:: Records ::
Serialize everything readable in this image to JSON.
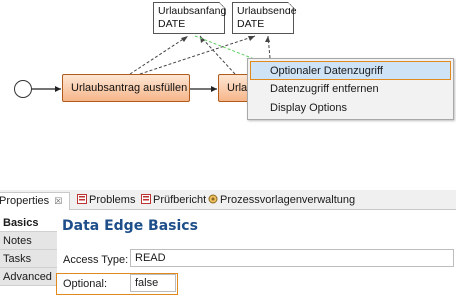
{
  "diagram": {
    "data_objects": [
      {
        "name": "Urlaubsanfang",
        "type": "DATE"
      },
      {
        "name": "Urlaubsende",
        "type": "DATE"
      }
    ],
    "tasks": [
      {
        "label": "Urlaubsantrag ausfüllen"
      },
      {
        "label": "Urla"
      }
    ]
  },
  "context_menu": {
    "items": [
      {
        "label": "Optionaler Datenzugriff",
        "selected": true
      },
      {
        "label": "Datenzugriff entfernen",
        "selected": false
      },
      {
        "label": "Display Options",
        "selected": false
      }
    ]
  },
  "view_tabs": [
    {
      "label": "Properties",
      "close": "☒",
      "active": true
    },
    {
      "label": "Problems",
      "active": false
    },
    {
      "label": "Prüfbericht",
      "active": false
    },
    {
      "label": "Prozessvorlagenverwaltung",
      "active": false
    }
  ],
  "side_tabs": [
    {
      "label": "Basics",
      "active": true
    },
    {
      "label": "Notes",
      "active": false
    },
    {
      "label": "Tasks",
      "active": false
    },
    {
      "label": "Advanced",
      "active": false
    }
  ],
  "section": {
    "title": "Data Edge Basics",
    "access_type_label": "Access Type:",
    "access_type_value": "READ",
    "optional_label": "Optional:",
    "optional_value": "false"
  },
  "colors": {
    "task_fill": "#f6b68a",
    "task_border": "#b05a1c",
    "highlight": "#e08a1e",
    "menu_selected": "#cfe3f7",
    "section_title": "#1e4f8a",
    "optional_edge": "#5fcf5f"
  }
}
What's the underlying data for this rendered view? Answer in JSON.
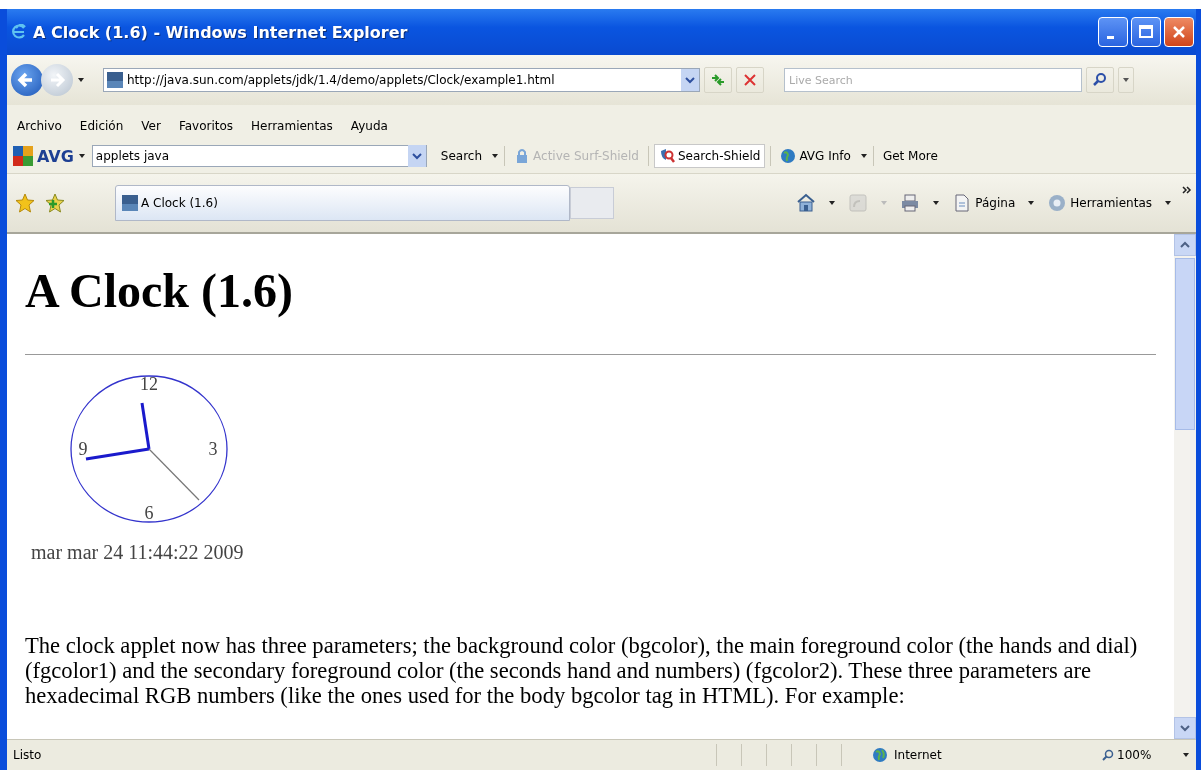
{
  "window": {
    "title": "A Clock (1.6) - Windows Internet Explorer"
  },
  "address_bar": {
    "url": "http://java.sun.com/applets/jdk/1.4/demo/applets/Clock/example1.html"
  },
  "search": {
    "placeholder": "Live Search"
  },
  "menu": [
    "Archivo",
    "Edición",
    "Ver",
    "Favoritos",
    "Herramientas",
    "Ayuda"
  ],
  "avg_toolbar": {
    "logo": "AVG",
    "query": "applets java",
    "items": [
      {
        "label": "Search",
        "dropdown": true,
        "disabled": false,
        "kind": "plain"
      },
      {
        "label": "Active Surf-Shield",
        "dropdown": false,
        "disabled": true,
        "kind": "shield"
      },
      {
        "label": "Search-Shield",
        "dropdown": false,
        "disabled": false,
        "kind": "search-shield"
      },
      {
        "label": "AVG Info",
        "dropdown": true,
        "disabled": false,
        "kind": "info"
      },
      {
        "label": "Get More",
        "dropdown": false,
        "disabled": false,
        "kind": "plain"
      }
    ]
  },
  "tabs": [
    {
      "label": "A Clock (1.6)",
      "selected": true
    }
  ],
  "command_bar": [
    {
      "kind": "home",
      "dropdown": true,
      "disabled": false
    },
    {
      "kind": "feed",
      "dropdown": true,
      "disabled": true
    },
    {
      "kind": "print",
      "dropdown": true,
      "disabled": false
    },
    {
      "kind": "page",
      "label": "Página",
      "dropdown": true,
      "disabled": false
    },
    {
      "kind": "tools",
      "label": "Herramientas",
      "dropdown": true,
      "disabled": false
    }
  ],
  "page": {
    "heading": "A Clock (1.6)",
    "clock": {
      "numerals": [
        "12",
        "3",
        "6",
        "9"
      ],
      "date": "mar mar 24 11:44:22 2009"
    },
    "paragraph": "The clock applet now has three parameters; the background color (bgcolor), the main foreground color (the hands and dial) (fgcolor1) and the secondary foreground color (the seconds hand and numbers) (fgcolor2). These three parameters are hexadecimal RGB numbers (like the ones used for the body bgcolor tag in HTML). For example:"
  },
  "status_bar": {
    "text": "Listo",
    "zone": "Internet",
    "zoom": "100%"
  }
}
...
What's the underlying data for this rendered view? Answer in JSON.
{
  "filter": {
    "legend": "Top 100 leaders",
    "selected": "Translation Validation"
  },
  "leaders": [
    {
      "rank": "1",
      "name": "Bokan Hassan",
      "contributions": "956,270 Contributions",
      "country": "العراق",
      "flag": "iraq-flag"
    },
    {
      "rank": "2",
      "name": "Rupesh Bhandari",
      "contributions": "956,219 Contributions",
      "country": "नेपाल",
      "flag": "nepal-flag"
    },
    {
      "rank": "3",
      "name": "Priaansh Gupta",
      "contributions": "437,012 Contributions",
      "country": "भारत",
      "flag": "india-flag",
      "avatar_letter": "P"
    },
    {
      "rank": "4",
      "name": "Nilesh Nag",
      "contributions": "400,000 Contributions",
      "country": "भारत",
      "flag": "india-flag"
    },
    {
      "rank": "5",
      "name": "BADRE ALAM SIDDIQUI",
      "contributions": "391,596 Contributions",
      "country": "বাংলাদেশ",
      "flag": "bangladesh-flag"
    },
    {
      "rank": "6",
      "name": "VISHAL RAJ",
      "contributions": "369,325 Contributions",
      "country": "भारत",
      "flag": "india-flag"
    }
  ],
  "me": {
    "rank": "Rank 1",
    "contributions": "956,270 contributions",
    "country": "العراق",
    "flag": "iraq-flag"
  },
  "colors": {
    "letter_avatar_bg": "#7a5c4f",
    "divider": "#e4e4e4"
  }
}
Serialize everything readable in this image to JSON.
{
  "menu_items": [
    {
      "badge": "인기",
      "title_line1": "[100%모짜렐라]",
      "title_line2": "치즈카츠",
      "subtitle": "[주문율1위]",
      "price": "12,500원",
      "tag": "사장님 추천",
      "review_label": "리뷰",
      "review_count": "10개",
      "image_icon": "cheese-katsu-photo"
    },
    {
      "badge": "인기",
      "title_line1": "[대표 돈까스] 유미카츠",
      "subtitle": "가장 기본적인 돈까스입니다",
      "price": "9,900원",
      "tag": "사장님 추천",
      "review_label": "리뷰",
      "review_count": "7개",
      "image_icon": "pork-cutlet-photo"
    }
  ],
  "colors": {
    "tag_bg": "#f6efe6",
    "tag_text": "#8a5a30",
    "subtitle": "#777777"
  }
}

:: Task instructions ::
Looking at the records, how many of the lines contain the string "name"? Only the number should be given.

:: Answer for the task ::
8